Up to 200 software engineers – a mix of junior- and senior-level positions – will round out employment at the new PDC when it’s fully staffed. These IT professionals will provide expertise in areas such as mobility and business analytics, as well as full spectrum software engineering services to Ness’ clients, which include notables such as Standard & Poor’s, Google, eBay and PayPal – in addition to many others.  PDC staff serves as an extension of the client team and enable fast, measurable and sustained value creation.

“Today’s business environment demands speed-to-market with the highest quality, and our clients are responding by looking for more personal and responsive service options, including domestic outsourcing services that enable seamless collaboration, more frequent face-to-face visits and more effective development teams,” said Ness President of Software Engineering Services Joe Lagioia.

Teaneck, N.J.-based Ness set its sights on the Pittsburgh region for number of reasons including a strategic location in close proximity to corporate clients and a competitive cost to do business. But one of the key reasons was the access to a highly educated talent pool that’s constantly renewed as the region’s colleges and universities produce IT grads, at this time, in excess of 1,900 annually. It’s a number that’s on the uptick. For Ness, deep relationships with universities are critical to tapping into junior level talent that can be quickly trained.

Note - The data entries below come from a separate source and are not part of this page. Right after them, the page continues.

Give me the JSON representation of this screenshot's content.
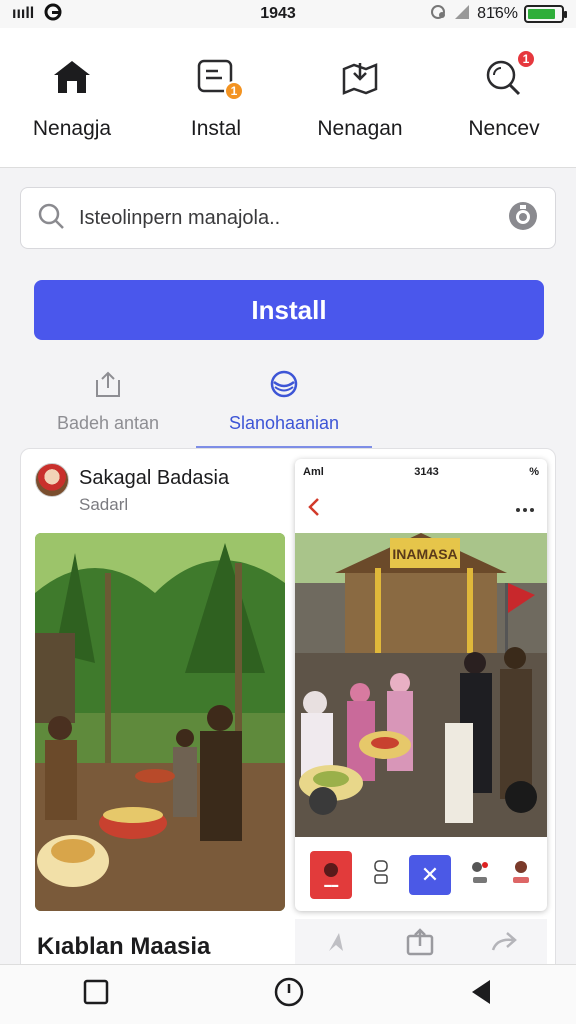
{
  "status_bar": {
    "carrier": "ıııll",
    "time": "1943",
    "battery_text": "81̄6%",
    "battery_level": 0.85
  },
  "top_nav": {
    "items": [
      {
        "label": "Nenagja",
        "icon": "home-icon"
      },
      {
        "label": "Instal",
        "icon": "install-icon",
        "badge": "1"
      },
      {
        "label": "Nenagan",
        "icon": "map-icon"
      },
      {
        "label": "Nencev",
        "icon": "search-icon",
        "badge": "1"
      }
    ]
  },
  "search": {
    "placeholder": "Isteolinpern manajola..",
    "icon": "search-icon",
    "mic_icon": "mic-icon"
  },
  "install_button": {
    "label": "Install"
  },
  "subtabs": [
    {
      "label": "Badeh antan",
      "icon": "share-icon",
      "active": false
    },
    {
      "label": "Slanohaanian",
      "icon": "globe-icon",
      "active": true
    }
  ],
  "post": {
    "author": "Sakagal Badasia",
    "subtitle": "Sadarl",
    "caption": "Kıablan Maasia"
  },
  "phone_preview": {
    "carrier": "Aml",
    "time": "3143",
    "battery": "%",
    "sign_text": "INAMASA"
  },
  "colors": {
    "accent": "#4a57ec",
    "badge_orange": "#f39321",
    "badge_red": "#e6383e"
  }
}
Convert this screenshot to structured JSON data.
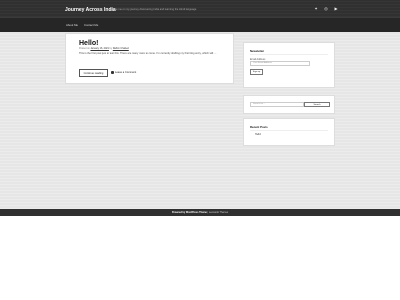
{
  "site": {
    "title": "Journey Across India",
    "description": "Follow me on my journey discovering India and learning the Hindi language"
  },
  "social": [
    "twitter-icon",
    "instagram-icon",
    "youtube-icon"
  ],
  "nav": [
    "About Me",
    "Contact Me"
  ],
  "post": {
    "title": "Hello!",
    "meta_prefix": "Posted on",
    "date": "January 16, 2021",
    "meta_by": "by",
    "author": "Rahim Chabed",
    "excerpt": "This is the first post just to test this. There are many more to come. I'm currently drafting my first blog entry, which will …",
    "continue_label": "Continue reading",
    "comment_label": "Leave a Comment"
  },
  "newsletter": {
    "title": "Newsletter",
    "email_label": "Email Address",
    "email_placeholder": "Your Email Address",
    "signup_label": "Sign up"
  },
  "search": {
    "placeholder": "Search for…",
    "button_label": "Search"
  },
  "recent_posts": {
    "title": "Recent Posts",
    "items": [
      "Hello!"
    ]
  },
  "footer": {
    "prefix": "Powered by",
    "brand": "WordPress Theme",
    "rest": "| Leonardo Themes"
  }
}
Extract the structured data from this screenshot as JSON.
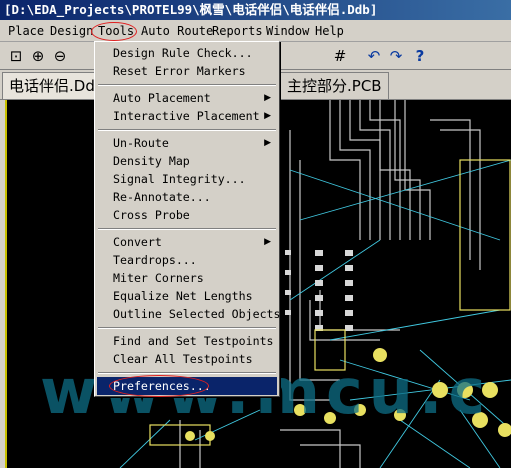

Ness officials say that the PDC will provide a unique environment for software engineers who will work across different clients and industries – all without having to change jobs. Typically, these types of opportunities are most frequently available in cities such as San Jose, Boston, New York and Austin. As Ness’ Marketing Director Gretchen Rice notes, “For many talented and smart people who don’t live in these key cities – or don’t want to – Ness  can provide a compelling combination of challenging work and job security at a place such as the Pittsburgh PDC.”

Read more here .

Bonnie Pfister

Cindy FernandezThe Latino population in the Pittsburgh region may be small, but it is growing steadily and many of its professionals are making a positive mark here.

A few of them are highlighted in a series of videos as part of the new Latino outreach initiative by Vibrant Pittsburgh, an organization working to grow the regional economy by attracting diverse people to the workforce.

The “¡Hola, Pittsburgh!” (Hello Pittsburgh!) portion of the campaign began last month, introducing the region to four Latinos who have opted to build their careers and lives here. They include:

Roberto Clemente Jr., son of the late, beloved Pittsburgh Pirates right fielder who calls our region his second home, also appears. (All of the videos can be viewed on Vibrant Pittsburgh’s YouTube channel.)

The videos have aired on local TV stations. A second part of the campaign, “¡Pittsburgh Te Invita!” (Pittsburgh Invites You!), will promote the region outward to Latinos in key markets in the northeast and bring key journalists to the city on familiarization tours. That gets underway later in 2013.

The Hispanic population in Allegheny County grew by 71 percent between 2000 and 2010, according to U.S. Census figures. But that still numbers just 20,000 individuals — about 1.6 percent of the county’s total population.

Economic development leaders say more skilled workers and professional talent must be attracted to the Pittsburgh region in order to keep up with a coming labor shortage. That gap will widen as Baby Boomers retire and new jobs emerge that require post-high school training – much of it from technical and community colleges.

The Latino outreach campaign also touts The Pittsburgh Promise, a scholarship program in which graduates of Pittsburgh Public Schools may earn up to $40,000 for college if they maintain at least 90 percent attendance and at least a 2.5 GPA.

You can learn more about this program at Vibrant Pittsburgh, or in this recent episode of Our Region’s Business featuring Victor Diaz, Vibrant Pittsburgh CEO Melanie Harrington and Saleem Ghubril, executive director of The Pittsburgh Promise.